Current Research

Risk for diabetes and heart disease is two-fold higher in individuals of African descent compared to white populations. Population specific analyses also identify women and adolescents as having the highest rates of newly diagnosed diabetes and obesity.  Our program of research aims to identify the contribution of biological and lifestyle factors to risk for diabetes in minority populations.  Although many socio-economic and demographic factors contribute to the increased cardio metabolic risk in African descent populations, biological determinants of insulin resistance and diabetes may also play a primary role in diabetes disparities.  In African descent populations, epidemiological markers of hepatic insulin resistance suggest that there may race related biological differences in pathways to development of insulin resistance and diabetes.  Our current protocols will evaluate racial/ethnic differences in hepatic and whole body glucose and insulin metabolism in order to distinguish modifiable risk factors that could help minimize the burden and consequence of diabetes worldwide.
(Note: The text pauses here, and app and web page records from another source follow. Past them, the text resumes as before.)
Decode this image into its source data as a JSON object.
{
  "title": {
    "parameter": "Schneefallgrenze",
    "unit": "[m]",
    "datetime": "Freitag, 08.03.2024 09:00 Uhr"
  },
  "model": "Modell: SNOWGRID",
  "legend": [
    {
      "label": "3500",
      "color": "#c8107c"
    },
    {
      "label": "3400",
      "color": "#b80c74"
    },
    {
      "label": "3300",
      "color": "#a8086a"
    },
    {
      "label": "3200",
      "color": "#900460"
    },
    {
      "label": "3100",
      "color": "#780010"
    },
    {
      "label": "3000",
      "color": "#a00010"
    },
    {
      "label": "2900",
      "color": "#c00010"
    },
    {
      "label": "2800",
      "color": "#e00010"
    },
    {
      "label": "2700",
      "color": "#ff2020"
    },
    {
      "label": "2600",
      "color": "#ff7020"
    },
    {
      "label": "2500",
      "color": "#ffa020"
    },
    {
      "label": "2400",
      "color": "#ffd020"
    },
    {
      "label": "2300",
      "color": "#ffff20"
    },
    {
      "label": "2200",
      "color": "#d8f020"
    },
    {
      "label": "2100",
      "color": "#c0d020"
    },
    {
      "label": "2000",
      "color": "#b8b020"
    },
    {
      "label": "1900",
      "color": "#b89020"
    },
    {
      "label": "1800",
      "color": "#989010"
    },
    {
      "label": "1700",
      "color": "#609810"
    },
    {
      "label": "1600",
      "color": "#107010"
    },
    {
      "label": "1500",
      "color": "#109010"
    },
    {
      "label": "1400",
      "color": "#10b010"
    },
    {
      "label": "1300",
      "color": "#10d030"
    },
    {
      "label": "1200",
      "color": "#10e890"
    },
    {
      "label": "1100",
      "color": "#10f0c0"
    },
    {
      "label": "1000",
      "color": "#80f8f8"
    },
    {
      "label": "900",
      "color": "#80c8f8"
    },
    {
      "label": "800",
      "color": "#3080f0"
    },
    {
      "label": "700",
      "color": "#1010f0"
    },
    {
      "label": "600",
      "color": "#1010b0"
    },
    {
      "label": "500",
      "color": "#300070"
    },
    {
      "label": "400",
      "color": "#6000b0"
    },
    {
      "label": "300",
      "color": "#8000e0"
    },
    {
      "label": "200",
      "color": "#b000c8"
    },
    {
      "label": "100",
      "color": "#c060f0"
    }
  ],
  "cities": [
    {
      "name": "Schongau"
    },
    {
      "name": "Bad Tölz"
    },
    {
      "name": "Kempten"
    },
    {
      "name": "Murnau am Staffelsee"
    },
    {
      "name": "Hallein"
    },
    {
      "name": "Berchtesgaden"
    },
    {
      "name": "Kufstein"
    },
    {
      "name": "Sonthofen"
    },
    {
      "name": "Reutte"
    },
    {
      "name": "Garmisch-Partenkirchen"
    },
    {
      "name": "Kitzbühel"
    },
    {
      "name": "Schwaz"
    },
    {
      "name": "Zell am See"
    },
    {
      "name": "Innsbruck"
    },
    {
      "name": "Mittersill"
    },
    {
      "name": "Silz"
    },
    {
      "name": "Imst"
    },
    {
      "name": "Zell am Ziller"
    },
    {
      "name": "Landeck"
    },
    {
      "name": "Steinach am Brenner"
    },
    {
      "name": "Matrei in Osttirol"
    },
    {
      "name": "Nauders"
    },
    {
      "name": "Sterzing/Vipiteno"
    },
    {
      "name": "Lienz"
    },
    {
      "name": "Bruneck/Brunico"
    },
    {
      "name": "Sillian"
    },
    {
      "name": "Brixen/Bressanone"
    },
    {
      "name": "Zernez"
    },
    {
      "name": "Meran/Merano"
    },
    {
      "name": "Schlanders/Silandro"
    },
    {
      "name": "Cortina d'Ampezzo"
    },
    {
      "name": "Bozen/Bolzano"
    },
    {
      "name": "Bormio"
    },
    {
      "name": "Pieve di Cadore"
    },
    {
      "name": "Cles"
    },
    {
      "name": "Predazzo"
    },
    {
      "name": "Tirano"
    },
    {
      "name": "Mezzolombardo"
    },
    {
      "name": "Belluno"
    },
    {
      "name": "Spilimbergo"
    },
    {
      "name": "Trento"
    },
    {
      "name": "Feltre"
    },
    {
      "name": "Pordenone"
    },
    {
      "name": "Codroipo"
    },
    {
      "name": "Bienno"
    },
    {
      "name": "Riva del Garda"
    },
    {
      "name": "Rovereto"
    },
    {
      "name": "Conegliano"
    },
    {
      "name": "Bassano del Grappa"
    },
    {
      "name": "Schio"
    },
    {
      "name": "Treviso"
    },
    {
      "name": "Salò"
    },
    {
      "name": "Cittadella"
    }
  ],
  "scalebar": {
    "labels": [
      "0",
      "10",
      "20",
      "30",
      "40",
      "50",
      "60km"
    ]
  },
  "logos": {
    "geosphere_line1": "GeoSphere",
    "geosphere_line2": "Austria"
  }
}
Applying our Research

Our research will identify the earliest signs of glucose dysregulation and provide population-specific evidence to develop screening and therapeutic strategies that will curb the diabetes epidemic.

Need for Further Study

Our future research will focus on elucidating the best diagnostic and therapeutic options for children and adolescents with obesity, insulin resistance, and diabetes. Further research is also needed to determine whether current therapeutic strategies for diabetes and obesity should be individualized by race/ ethnicity.